Posted: June 21, 2004 at 1:00 am, Last Updated: November 30, -0001 at 12:00 am
George Mason Statue Symbolizes the Man and the University
By Robin Herron
Photo by Judith Desplechin
The center of George Mason’s Fairfax Campus is literally and figuratively the seven-and-a-half-foot bronze statue of George Mason that stands at the foot of the pedestrian plaza running between Robinson Hall and the Johnson Center.
Only eight years old, the statue has quickly filled a multitude of roles. It’s a landmark to help visitors get their bearings, the perfect monument for graduates to pose with in their caps and gowns, a welcoming entrée to a community of scholars, and a mannequin for promoting campus events. Images of the statue are used in university publications, on the university web site, and in displays and videos used for student recruitment. It’s a tangible figure that helps represent the abstract concept of George Mason University.
The impetus for commissioning the statue came from Mason students, and the artist was selected through a campuswide vote. Major funding was provided by the George Mason Fund for the Arts, through the work of the Arts Gala Committee. Additional funding was provided by the Virginia Daughters of the American Revolution, students, and other friends of the university. Both the statue and the George W. Johnson Center were dedicated on April 12, 1996.
The statue shows George Mason presenting his first draft of the Virginia Declaration of Rights, which was the basis for the later U.S. Constitution’s Bill of Rights. Beside him is a model of a writing table that is still in the study at Gunston Hall, Mason’s Virginia estate. The books on the table—volumes of Hume, Locke, and Rousseau—represent influences in his thought.
Although “George” has his serious side, he’s not without a sense of humor, either. He’s been known to sport a diaper for Week of the Young Child, to grasp a bouquet of green-and-gold balloons on First Fridays, and to wear a sandwich board touting Greek Life during rush week. University Life has responsibility for seeing that George’s various decorations are not harmful to his health—paint, adhesives, and glue can damage the bronze surface. As a result, campus groups wanting to use the statue to publicize their events must get approval from that office.
One of the statue’s many incarnations:
“George, the Evolved Male”
Photo by Evan Cantwell

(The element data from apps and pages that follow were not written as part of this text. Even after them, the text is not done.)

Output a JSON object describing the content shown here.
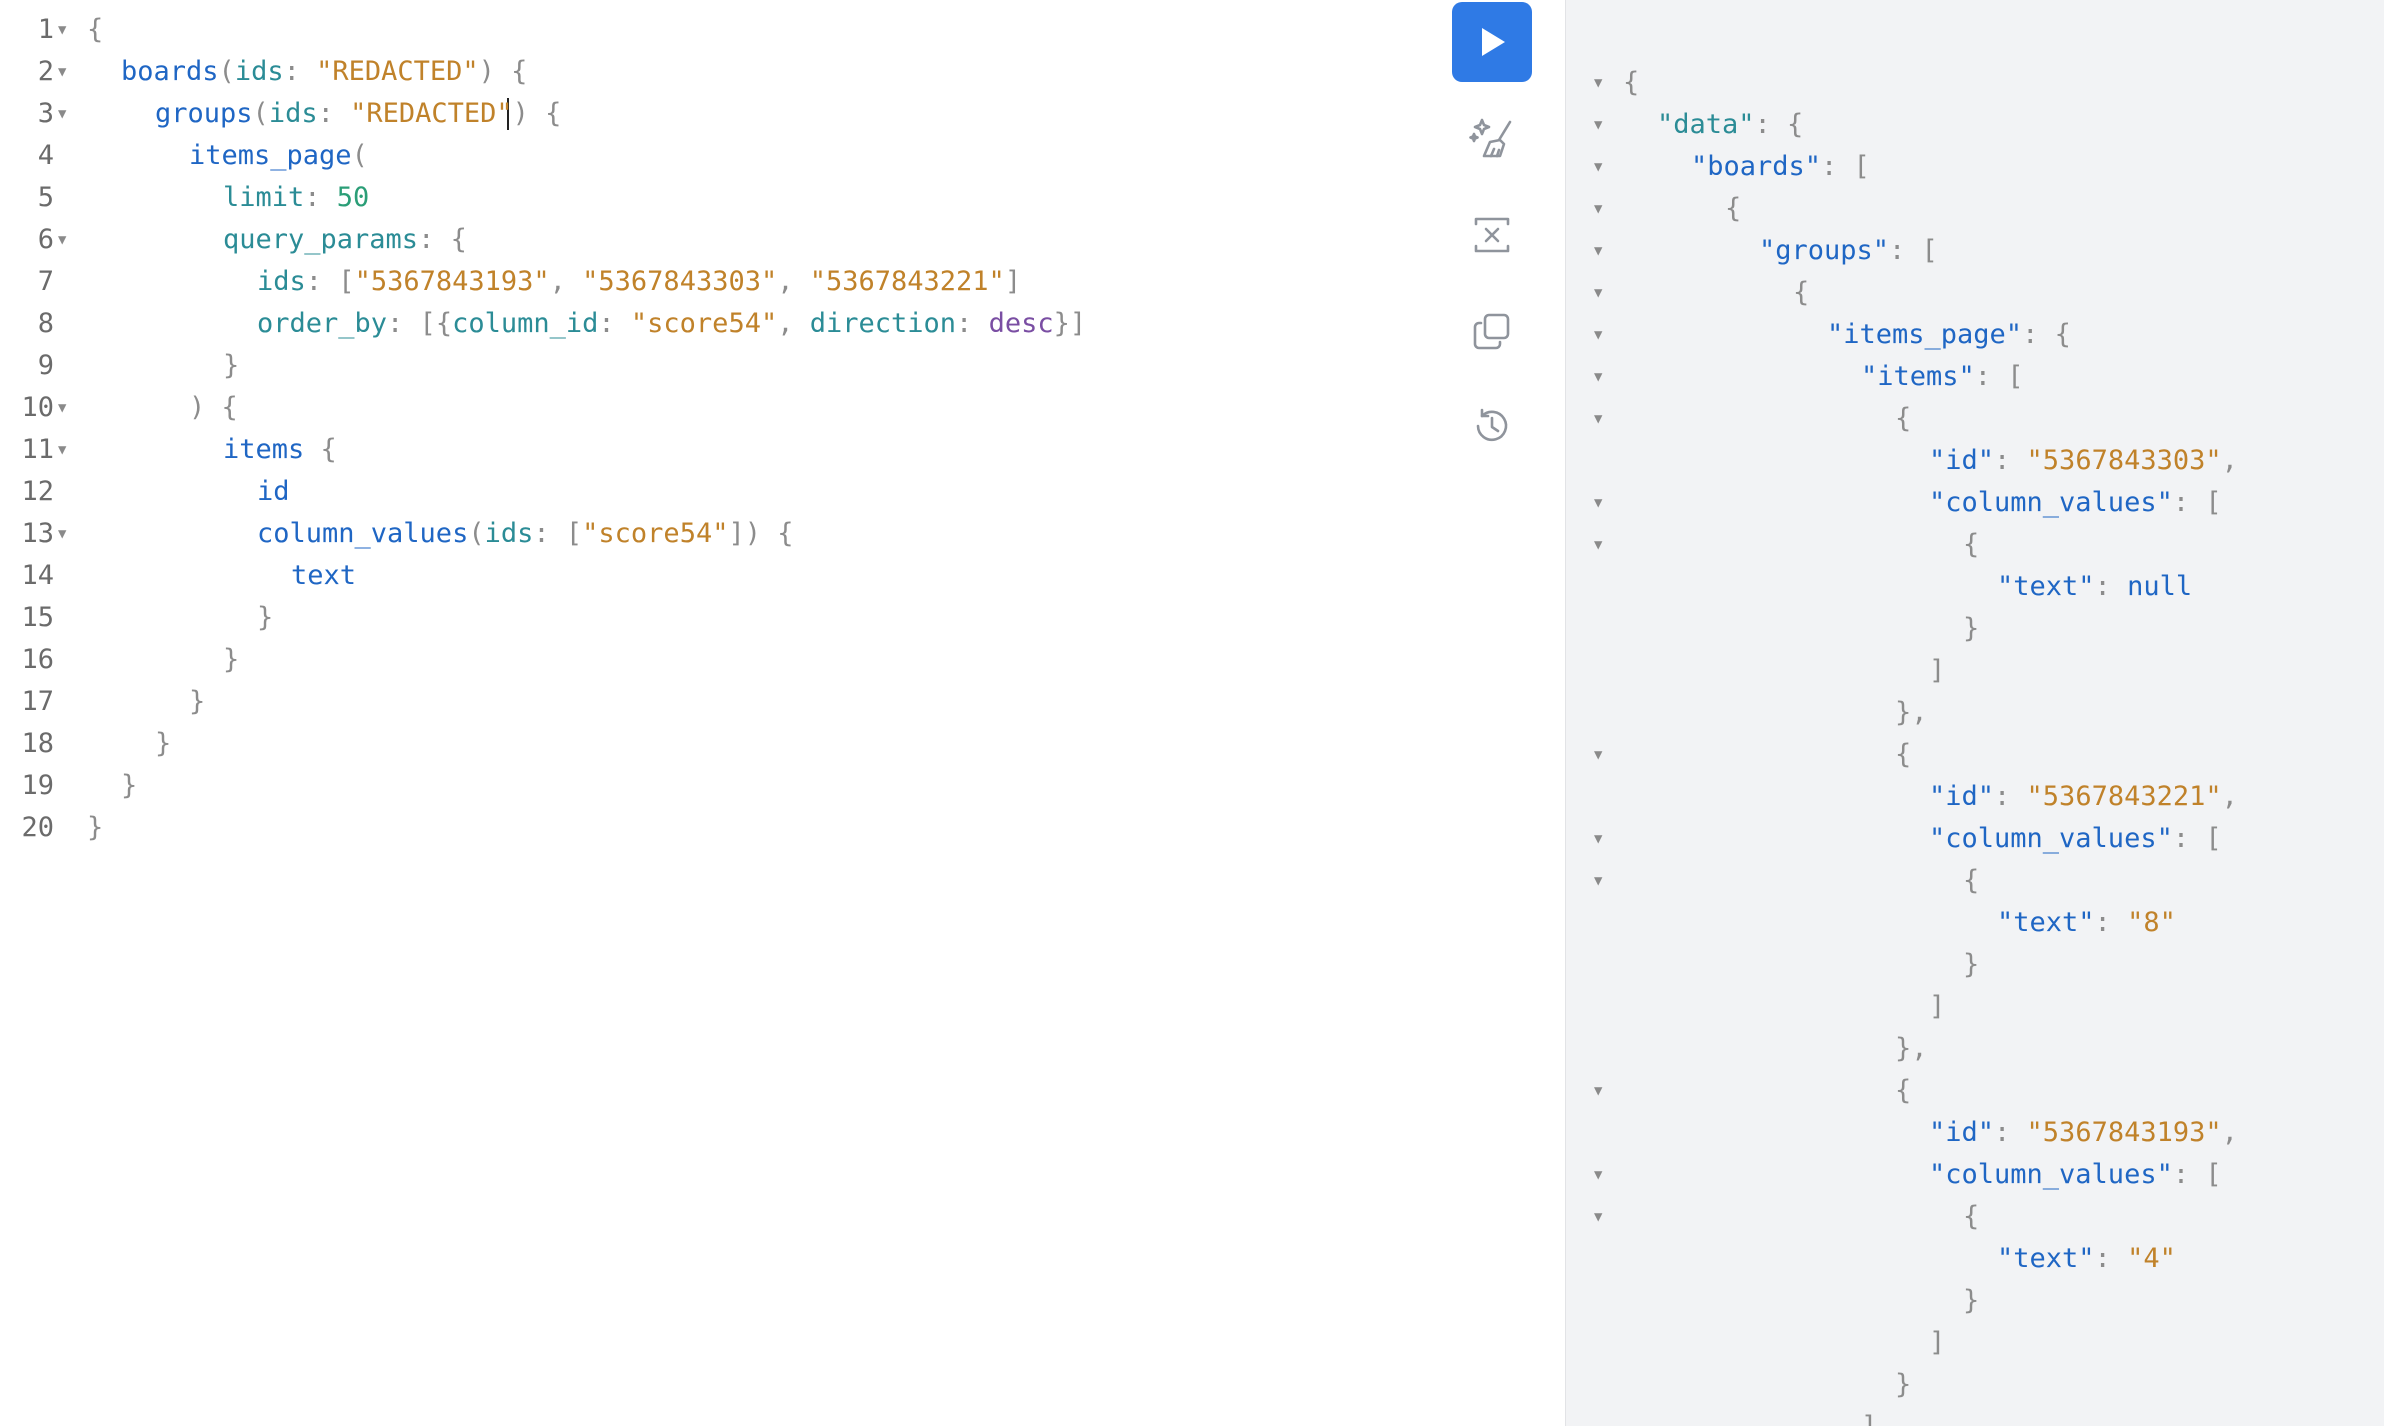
{
  "editor": {
    "lines": [
      {
        "n": "1",
        "fold": true,
        "indent": 0,
        "tokens": [
          [
            "{",
            "punct"
          ]
        ]
      },
      {
        "n": "2",
        "fold": true,
        "indent": 1,
        "tokens": [
          [
            "boards",
            "field"
          ],
          [
            "(",
            "punct"
          ],
          [
            "ids",
            "arg"
          ],
          [
            ": ",
            "punct"
          ],
          [
            "\"REDACTED\"",
            "str"
          ],
          [
            ") {",
            "punct"
          ]
        ]
      },
      {
        "n": "3",
        "fold": true,
        "indent": 2,
        "tokens": [
          [
            "groups",
            "field"
          ],
          [
            "(",
            "punct"
          ],
          [
            "ids",
            "arg"
          ],
          [
            ": ",
            "punct"
          ],
          [
            "\"REDACTED\"",
            "str"
          ],
          [
            ") {",
            "punct"
          ]
        ]
      },
      {
        "n": "4",
        "fold": false,
        "indent": 3,
        "tokens": [
          [
            "items_page",
            "field"
          ],
          [
            "(",
            "punct"
          ]
        ]
      },
      {
        "n": "5",
        "fold": false,
        "indent": 4,
        "tokens": [
          [
            "limit",
            "arg"
          ],
          [
            ": ",
            "punct"
          ],
          [
            "50",
            "num"
          ]
        ]
      },
      {
        "n": "6",
        "fold": true,
        "indent": 4,
        "tokens": [
          [
            "query_params",
            "arg"
          ],
          [
            ": {",
            "punct"
          ]
        ]
      },
      {
        "n": "7",
        "fold": false,
        "indent": 5,
        "tokens": [
          [
            "ids",
            "arg"
          ],
          [
            ": [",
            "punct"
          ],
          [
            "\"5367843193\"",
            "str"
          ],
          [
            ", ",
            "punct"
          ],
          [
            "\"5367843303\"",
            "str"
          ],
          [
            ", ",
            "punct"
          ],
          [
            "\"5367843221\"",
            "str"
          ],
          [
            "]",
            "punct"
          ]
        ]
      },
      {
        "n": "8",
        "fold": false,
        "indent": 5,
        "tokens": [
          [
            "order_by",
            "arg"
          ],
          [
            ": [{",
            "punct"
          ],
          [
            "column_id",
            "arg"
          ],
          [
            ": ",
            "punct"
          ],
          [
            "\"score54\"",
            "str"
          ],
          [
            ", ",
            "punct"
          ],
          [
            "direction",
            "arg"
          ],
          [
            ": ",
            "punct"
          ],
          [
            "desc",
            "enum"
          ],
          [
            "}]",
            "punct"
          ]
        ]
      },
      {
        "n": "9",
        "fold": false,
        "indent": 4,
        "tokens": [
          [
            "}",
            "punct"
          ]
        ]
      },
      {
        "n": "10",
        "fold": true,
        "indent": 3,
        "tokens": [
          [
            ") {",
            "punct"
          ]
        ]
      },
      {
        "n": "11",
        "fold": true,
        "indent": 4,
        "tokens": [
          [
            "items",
            "field"
          ],
          [
            " {",
            "punct"
          ]
        ]
      },
      {
        "n": "12",
        "fold": false,
        "indent": 5,
        "tokens": [
          [
            "id",
            "field"
          ]
        ]
      },
      {
        "n": "13",
        "fold": true,
        "indent": 5,
        "tokens": [
          [
            "column_values",
            "field"
          ],
          [
            "(",
            "punct"
          ],
          [
            "ids",
            "arg"
          ],
          [
            ": [",
            "punct"
          ],
          [
            "\"score54\"",
            "str"
          ],
          [
            "]) {",
            "punct"
          ]
        ]
      },
      {
        "n": "14",
        "fold": false,
        "indent": 6,
        "tokens": [
          [
            "text",
            "field"
          ]
        ]
      },
      {
        "n": "15",
        "fold": false,
        "indent": 5,
        "tokens": [
          [
            "}",
            "punct"
          ]
        ]
      },
      {
        "n": "16",
        "fold": false,
        "indent": 4,
        "tokens": [
          [
            "}",
            "punct"
          ]
        ]
      },
      {
        "n": "17",
        "fold": false,
        "indent": 3,
        "tokens": [
          [
            "}",
            "punct"
          ]
        ]
      },
      {
        "n": "18",
        "fold": false,
        "indent": 2,
        "tokens": [
          [
            "}",
            "punct"
          ]
        ]
      },
      {
        "n": "19",
        "fold": false,
        "indent": 1,
        "tokens": [
          [
            "}",
            "punct"
          ]
        ]
      },
      {
        "n": "20",
        "fold": false,
        "indent": 0,
        "tokens": [
          [
            "}",
            "punct"
          ]
        ]
      }
    ]
  },
  "toolbar": {
    "tools": [
      {
        "name": "run-button",
        "icon": "play-icon"
      },
      {
        "name": "prettify-button",
        "icon": "magic-wand-broom-icon"
      },
      {
        "name": "merge-fragments-button",
        "icon": "merge-icon"
      },
      {
        "name": "copy-query-button",
        "icon": "copy-icon"
      },
      {
        "name": "history-button",
        "icon": "history-icon"
      }
    ],
    "accent_color": "#2f7ae5"
  },
  "result": {
    "lines": [
      {
        "fold": true,
        "indent": 0,
        "tokens": [
          [
            "{",
            "punct"
          ]
        ]
      },
      {
        "fold": true,
        "indent": 1,
        "tokens": [
          [
            "\"data\"",
            "key0"
          ],
          [
            ": {",
            "punct"
          ]
        ]
      },
      {
        "fold": true,
        "indent": 2,
        "tokens": [
          [
            "\"boards\"",
            "key"
          ],
          [
            ": [",
            "punct"
          ]
        ]
      },
      {
        "fold": true,
        "indent": 3,
        "tokens": [
          [
            "{",
            "punct"
          ]
        ]
      },
      {
        "fold": true,
        "indent": 4,
        "tokens": [
          [
            "\"groups\"",
            "key"
          ],
          [
            ": [",
            "punct"
          ]
        ]
      },
      {
        "fold": true,
        "indent": 5,
        "tokens": [
          [
            "{",
            "punct"
          ]
        ]
      },
      {
        "fold": true,
        "indent": 6,
        "tokens": [
          [
            "\"items_page\"",
            "key"
          ],
          [
            ": {",
            "punct"
          ]
        ]
      },
      {
        "fold": true,
        "indent": 7,
        "tokens": [
          [
            "\"items\"",
            "key"
          ],
          [
            ": [",
            "punct"
          ]
        ]
      },
      {
        "fold": true,
        "indent": 8,
        "tokens": [
          [
            "{",
            "punct"
          ]
        ]
      },
      {
        "fold": false,
        "indent": 9,
        "tokens": [
          [
            "\"id\"",
            "key"
          ],
          [
            ": ",
            "punct"
          ],
          [
            "\"5367843303\"",
            "str"
          ],
          [
            ",",
            "punct"
          ]
        ]
      },
      {
        "fold": true,
        "indent": 9,
        "tokens": [
          [
            "\"column_values\"",
            "key"
          ],
          [
            ": [",
            "punct"
          ]
        ]
      },
      {
        "fold": true,
        "indent": 10,
        "tokens": [
          [
            "{",
            "punct"
          ]
        ]
      },
      {
        "fold": false,
        "indent": 11,
        "tokens": [
          [
            "\"text\"",
            "key"
          ],
          [
            ": ",
            "punct"
          ],
          [
            "null",
            "null"
          ]
        ]
      },
      {
        "fold": false,
        "indent": 10,
        "tokens": [
          [
            "}",
            "punct"
          ]
        ]
      },
      {
        "fold": false,
        "indent": 9,
        "tokens": [
          [
            "]",
            "punct"
          ]
        ]
      },
      {
        "fold": false,
        "indent": 8,
        "tokens": [
          [
            "},",
            "punct"
          ]
        ]
      },
      {
        "fold": true,
        "indent": 8,
        "tokens": [
          [
            "{",
            "punct"
          ]
        ]
      },
      {
        "fold": false,
        "indent": 9,
        "tokens": [
          [
            "\"id\"",
            "key"
          ],
          [
            ": ",
            "punct"
          ],
          [
            "\"5367843221\"",
            "str"
          ],
          [
            ",",
            "punct"
          ]
        ]
      },
      {
        "fold": true,
        "indent": 9,
        "tokens": [
          [
            "\"column_values\"",
            "key"
          ],
          [
            ": [",
            "punct"
          ]
        ]
      },
      {
        "fold": true,
        "indent": 10,
        "tokens": [
          [
            "{",
            "punct"
          ]
        ]
      },
      {
        "fold": false,
        "indent": 11,
        "tokens": [
          [
            "\"text\"",
            "key"
          ],
          [
            ": ",
            "punct"
          ],
          [
            "\"8\"",
            "str"
          ]
        ]
      },
      {
        "fold": false,
        "indent": 10,
        "tokens": [
          [
            "}",
            "punct"
          ]
        ]
      },
      {
        "fold": false,
        "indent": 9,
        "tokens": [
          [
            "]",
            "punct"
          ]
        ]
      },
      {
        "fold": false,
        "indent": 8,
        "tokens": [
          [
            "},",
            "punct"
          ]
        ]
      },
      {
        "fold": true,
        "indent": 8,
        "tokens": [
          [
            "{",
            "punct"
          ]
        ]
      },
      {
        "fold": false,
        "indent": 9,
        "tokens": [
          [
            "\"id\"",
            "key"
          ],
          [
            ": ",
            "punct"
          ],
          [
            "\"5367843193\"",
            "str"
          ],
          [
            ",",
            "punct"
          ]
        ]
      },
      {
        "fold": true,
        "indent": 9,
        "tokens": [
          [
            "\"column_values\"",
            "key"
          ],
          [
            ": [",
            "punct"
          ]
        ]
      },
      {
        "fold": true,
        "indent": 10,
        "tokens": [
          [
            "{",
            "punct"
          ]
        ]
      },
      {
        "fold": false,
        "indent": 11,
        "tokens": [
          [
            "\"text\"",
            "key"
          ],
          [
            ": ",
            "punct"
          ],
          [
            "\"4\"",
            "str"
          ]
        ]
      },
      {
        "fold": false,
        "indent": 10,
        "tokens": [
          [
            "}",
            "punct"
          ]
        ]
      },
      {
        "fold": false,
        "indent": 9,
        "tokens": [
          [
            "]",
            "punct"
          ]
        ]
      },
      {
        "fold": false,
        "indent": 8,
        "tokens": [
          [
            "}",
            "punct"
          ]
        ]
      },
      {
        "fold": false,
        "indent": 7,
        "tokens": [
          [
            "]",
            "punct"
          ]
        ]
      }
    ]
  }
}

Wendy M. Ross, a Bethesda, Md.-based artist, created the statue. She is well-known for her bronze portraits, including those of Justice William O. Douglas for the Supreme Court of the United States, a full-length statue of Rep. Phillip Burton that overlooks the Golden Gate Bridge in San Francisco, a bust of Sen. Henry Jackson for the U.S. Senate, and a bust of former Gannett Chairman and CEO Allen Neuharth, which graces Gannett headquarters.
The statue of George Mason on the Fairfax Campus preceded Ross’ statue of Mason on the National Mall in Washington, D.C. One-third larger than life, that statue, also in bronze, depicts Mason seated on a stone bench beneath an arbor with his books, the same volumes that the university’s statue features. Unveiled in 2002, the monument was the first on the National Mall dedicated to an individual who did not serve as president, and was the product of a bipartisan effort begun in Congress in 1989 to erect a national memorial to the patriot. The Board of Regents of Gunston Hall directed the project, and the National Society of the Colonial Dames of America cosponsored it. J. Carter Brown, former director of the National Gallery of Art and chairman of the commission that approved the Mall’s memorial, said it was “one of the best pieces of public art” he had reviewed in his 30 years as chairman.
The George Mason statue on the National Mall
Surprisingly, Ross has also produced an extensive body of abstract steel sculpture, which is in many public and private collections. The pieces include a horizontal 100-foot welded steel work facing Boston Harbor at the Boston World Trade Center. It was also completed in 2002.
In an interview in Sculpture magazine that year, Ross commented, “I don’t view my approach to portraiture as inherently foreign to my other work. While a dual practice may be uncommon, I feel that it has helped to hone my perceptual skills, loosened up the joints of my psyche, and grounded my development in two distinct yet related communities. In creating a portrait, I am committed to capturing and conveying the energy that characterizes a particular individual. Portraiture is an abstraction of an entire life—a ‘biography’ that can be condensed into a single gesture or attitude.”
An internationally recognized artist, Ross studied at the University of Wisconsin and the San Francisco Art Institute. She received her MFA from the Rhode Island School of Design in 1973.